- Diamond says leverage rules have caused banks to cut back
- Atlas Merchant made investment in South Street Securities
Robert Diamond, the former Barclays Plc chief executive officer who now leads Atlas Merchant Capital, said he sees an “incredible entrepreneurial opportunity” to invest in financial companies competing with so-called systemically important banks that are facing increasing regulator scrutiny.
In June, Atlas invested in South Street Securities Holdings Inc., a broker-dealer that specializes in some of the most basic areas of the fixed-income markets, including helping clients borrow and lend money in the securities repurchase markets, he said Tuesday in an interview on Bloomberg Television. Diamond also joined the company’s board.
“They do repo, U.S. Treasuries, mortgages, haircuts against cash -- it’s a pretty simple business,” Diamond said. “But most of the big banks in the U.S. and Europe are down 30, 40, 50, 60 percent in the amount of business that they do in repo with customers because of the regulatory bite of the leverage rules.”
U.S. banks scaled back some low-margin businesses after regulators proposed a leverage ratio that measured their capital against total assets. Goldman Sachs Group Inc., for instance, cut its so-called matched book of repo borrowing and lending by $42 billion in the first half of 2014 in response to the rules.
Diamond, 64, said that some European banks are scaling back or exiting their U.S. businesses as a result of tougher capital rules.
“If you look at the levels of capital required for the foreign banks, they’re dramatically different from before the crisis,” he said. “If someone has a weak business proposition and there’s higher capital that probably means they would exit but I think there are people with a very strong business model that have to adjust to the much higher capital and much more stringent leverage rules.”
Barclays, which bought the U.S. business from Lehman Brothers Holdings Inc. after that firm’s 2008 bankruptcy filing, should stay in the U.S., he added. While helping steer the London-based bank through the financial crisis that forced competitors including UBS Group AG into bailouts, Diamond resigned in 2012 following a fine for rigging benchmark interest rates.
“One of the things that has certainly caught me by surprise is, two or three years ago and not just today, was the depth of the anger against banks and bankers,” he said. “The reality is that the depth of anger toward banks and bankers because of the financial crisis has been much deeper and it’s going to take some time to work out.”
The big European investment banks -- Barclays, Deutsche Bank AG, Credit Suisse Group AG and UBS -- earn about half of what their U.S. competitors make, Diamond said. Before the 2008 financial crisis, their earnings were roughly equal, he added. Bank of America Corp. and Citigroup Inc.’s recent earnings showed more progress in cutting costs than the Europeans are demonstrating, according to Diamond.

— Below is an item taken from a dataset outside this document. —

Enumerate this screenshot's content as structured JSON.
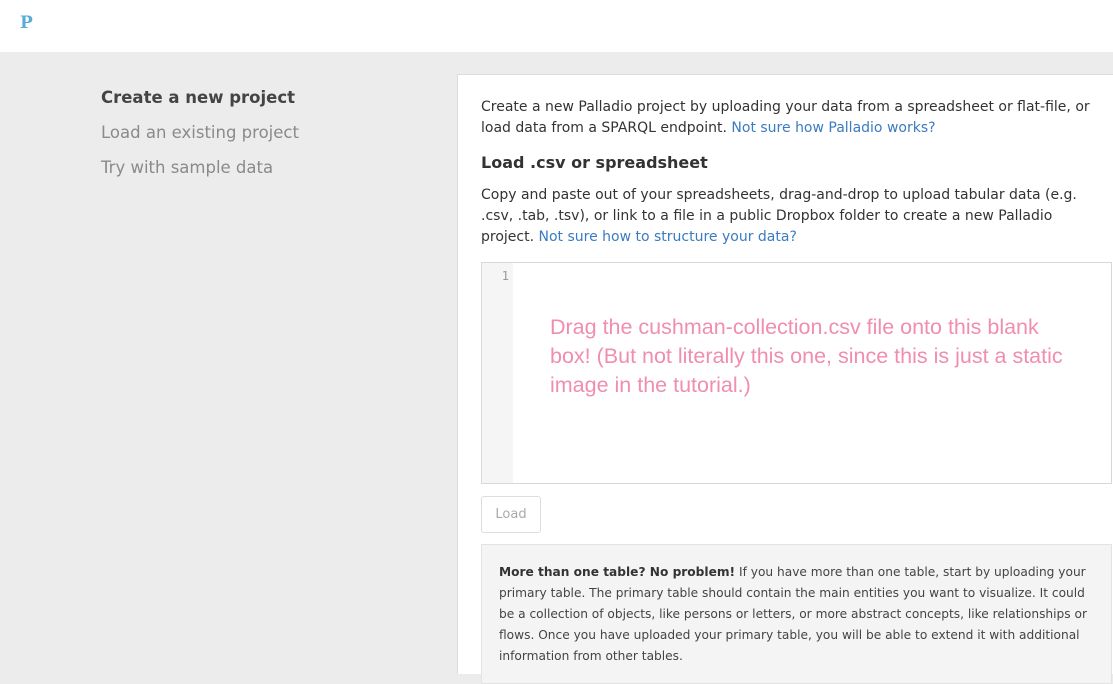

“It seems to me that the U.S. banks are doing probably a better job at getting at the costs right now,” Diamond said. “Certainly there are challenges for many of these new chief executives” at European lenders.
At Deutsche Bank, new co-CEO John Cryan probably has “cost and efficiency very, very high in his program,” Diamond said.
Since leaving Barclays, Diamond has helped drive an expansion of Atlas Mara Ltd. across Africa. The banking group is seeking two to three more transactions this year, he said.
“The opportunity is phenomenal,” Diamond said. “Africa is open for business, they want investment. Not many emerging economies with this potential allow foreign investment into banks and majority ownership.”
Atlas Mara shares have dropped about 41 percent this year.